• Task requirements
Your task is to repeat the entries underneath exactly, minus the pictures.

• Data records

********

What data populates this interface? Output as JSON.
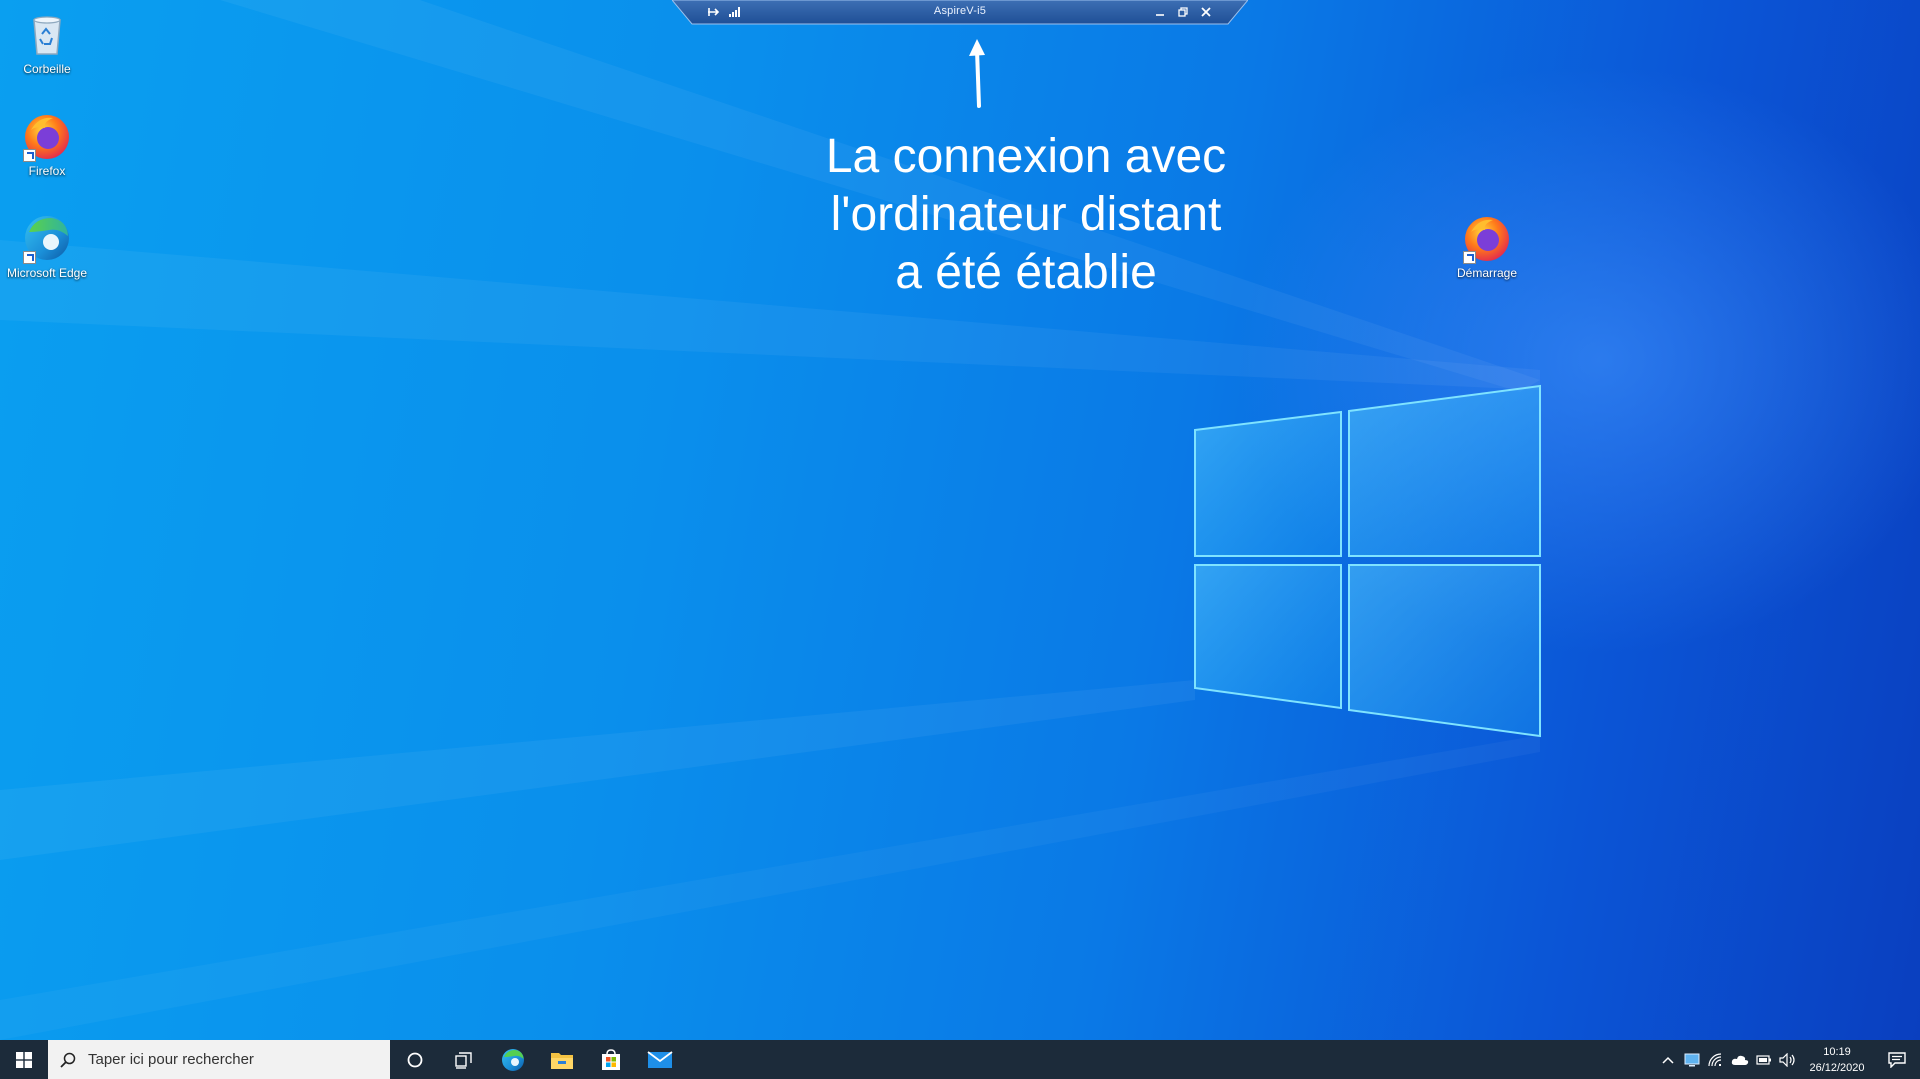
{
  "desktop": {
    "icons": [
      {
        "label": "Corbeille",
        "icon": "recycle-bin-icon"
      },
      {
        "label": "Firefox",
        "icon": "firefox-icon"
      },
      {
        "label": "Microsoft Edge",
        "icon": "edge-icon"
      },
      {
        "label": "Démarrage",
        "icon": "firefox-icon"
      }
    ]
  },
  "connection_bar": {
    "title": "AspireV-i5",
    "pin_icon": "pin-icon",
    "signal_icon": "signal-strength-icon",
    "minimize_icon": "minimize-icon",
    "restore_icon": "restore-icon",
    "close_icon": "close-icon"
  },
  "annotation": {
    "lines": [
      "La connexion avec",
      "l'ordinateur distant",
      "a été établie"
    ]
  },
  "taskbar": {
    "search_placeholder": "Taper ici pour rechercher",
    "pinned_apps": [
      "cortana-icon",
      "task-view-icon",
      "edge-icon",
      "file-explorer-icon",
      "store-icon",
      "mail-icon"
    ],
    "time": "10:19",
    "date": "26/12/2020"
  },
  "colors": {
    "accent": "#0a8fec",
    "taskbar": "#1c2b3a"
  }
}
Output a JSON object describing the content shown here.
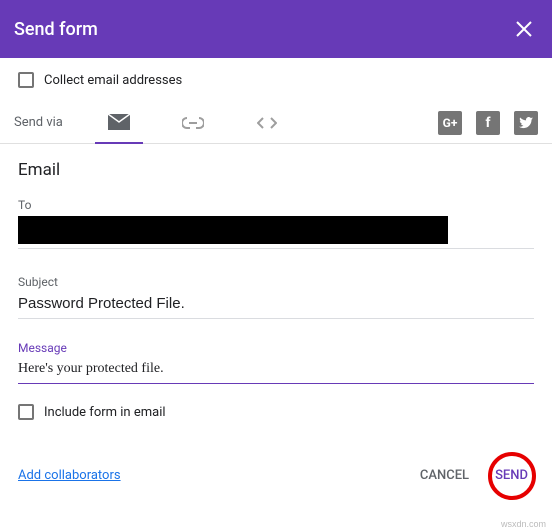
{
  "header": {
    "title": "Send form"
  },
  "collect": {
    "label": "Collect email addresses"
  },
  "sendvia": {
    "label": "Send via"
  },
  "section": {
    "title": "Email"
  },
  "to": {
    "label": "To",
    "value": ""
  },
  "subject": {
    "label": "Subject",
    "value": "Password Protected File."
  },
  "message": {
    "label": "Message",
    "value": "Here's your protected file."
  },
  "include": {
    "label": "Include form in email"
  },
  "footer": {
    "add_collab": "Add collaborators",
    "cancel": "CANCEL",
    "send": "SEND"
  },
  "watermark": "wsxdn.com"
}
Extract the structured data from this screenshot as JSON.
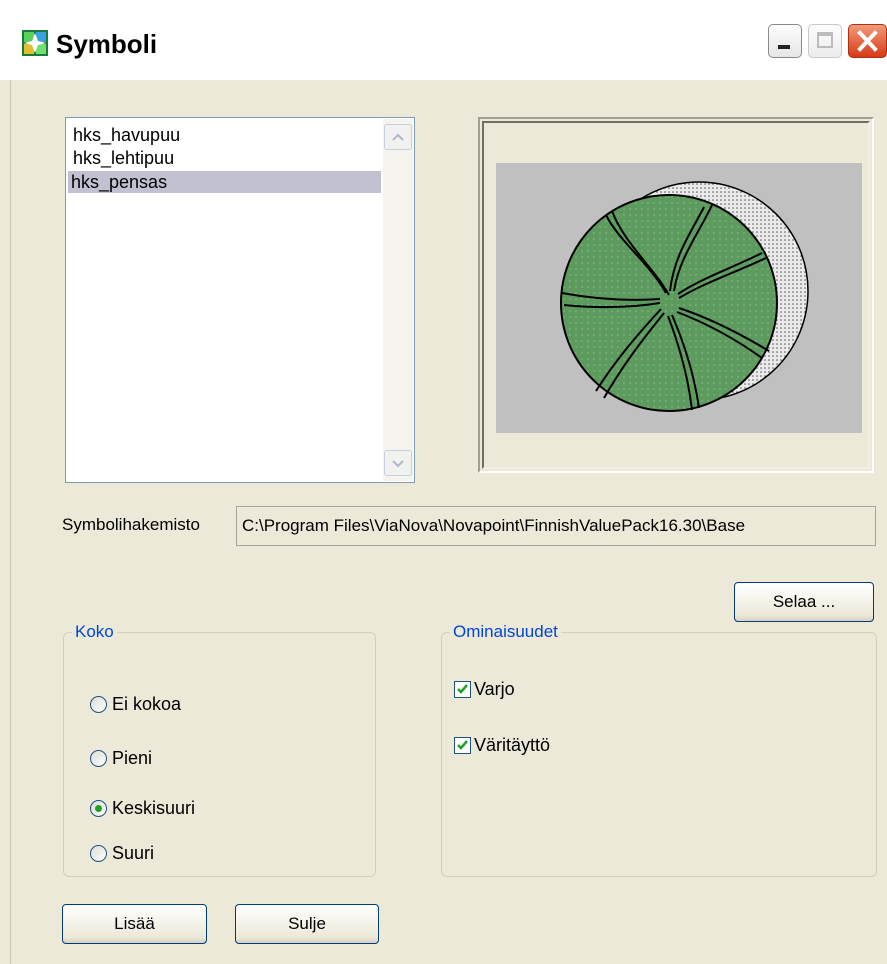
{
  "window": {
    "title": "Symboli"
  },
  "symbol_list": {
    "items": [
      "hks_havupuu",
      "hks_lehtipuu",
      "hks_pensas"
    ],
    "selected": "hks_pensas"
  },
  "directory": {
    "label": "Symbolihakemisto",
    "value": "C:\\Program Files\\ViaNova\\Novapoint\\FinnishValuePack16.30\\Base"
  },
  "buttons": {
    "browse": "Selaa ...",
    "add": "Lisää",
    "close": "Sulje"
  },
  "size_group": {
    "title": "Koko",
    "options": [
      "Ei kokoa",
      "Pieni",
      "Keskisuuri",
      "Suuri"
    ],
    "selected": "Keskisuuri"
  },
  "properties_group": {
    "title": "Ominaisuudet",
    "options": [
      {
        "label": "Varjo",
        "checked": true
      },
      {
        "label": "Väritäyttö",
        "checked": true
      }
    ]
  },
  "colors": {
    "accent": "#0046d5",
    "dialog_bg": "#ece9d8",
    "symbol_fill": "#5d9a5d",
    "selection": "#c1c1d1"
  }
}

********

• Response for this exercise
What data populates this interface? Output as JSON.
{
  "desktop": {
    "icons": [
      {
        "label": "Corbeille",
        "icon": "recycle-bin-icon"
      },
      {
        "label": "Firefox",
        "icon": "firefox-icon"
      },
      {
        "label": "Microsoft Edge",
        "icon": "edge-icon"
      },
      {
        "label": "Démarrage",
        "icon": "firefox-icon"
      }
    ]
  },
  "connection_bar": {
    "title": "AspireV-i5",
    "pin_icon": "pin-icon",
    "signal_icon": "signal-strength-icon",
    "minimize_icon": "minimize-icon",
    "restore_icon": "restore-icon",
    "close_icon": "close-icon"
  },
  "annotation": {
    "lines": [
      "La connexion avec",
      "l'ordinateur distant",
      "a été établie"
    ]
  },
  "taskbar": {
    "search_placeholder": "Taper ici pour rechercher",
    "pinned_apps": [
      "cortana-icon",
      "task-view-icon",
      "edge-icon",
      "file-explorer-icon",
      "store-icon",
      "mail-icon"
    ],
    "time": "10:19",
    "date": "26/12/2020"
  },
  "colors": {
    "accent": "#0a8fec",
    "taskbar": "#1c2b3a"
  }
}
Output a JSON object describing the content shown here.
{
  "header": {
    "title": "Send form"
  },
  "collect": {
    "label": "Collect email addresses"
  },
  "sendvia": {
    "label": "Send via"
  },
  "section": {
    "title": "Email"
  },
  "to": {
    "label": "To",
    "value": ""
  },
  "subject": {
    "label": "Subject",
    "value": "Password Protected File."
  },
  "message": {
    "label": "Message",
    "value": "Here's your protected file."
  },
  "include": {
    "label": "Include form in email"
  },
  "footer": {
    "add_collab": "Add collaborators",
    "cancel": "CANCEL",
    "send": "SEND"
  },
  "watermark": "wsxdn.com"
}
Extract the structured data from this screenshot as JSON.
{
  "window": {
    "title": "Symboli"
  },
  "symbol_list": {
    "items": [
      "hks_havupuu",
      "hks_lehtipuu",
      "hks_pensas"
    ],
    "selected": "hks_pensas"
  },
  "directory": {
    "label": "Symbolihakemisto",
    "value": "C:\\Program Files\\ViaNova\\Novapoint\\FinnishValuePack16.30\\Base"
  },
  "buttons": {
    "browse": "Selaa ...",
    "add": "Lisää",
    "close": "Sulje"
  },
  "size_group": {
    "title": "Koko",
    "options": [
      "Ei kokoa",
      "Pieni",
      "Keskisuuri",
      "Suuri"
    ],
    "selected": "Keskisuuri"
  },
  "properties_group": {
    "title": "Ominaisuudet",
    "options": [
      {
        "label": "Varjo",
        "checked": true
      },
      {
        "label": "Väritäyttö",
        "checked": true
      }
    ]
  },
  "colors": {
    "accent": "#0046d5",
    "dialog_bg": "#ece9d8",
    "symbol_fill": "#5d9a5d",
    "selection": "#c1c1d1"
  }
}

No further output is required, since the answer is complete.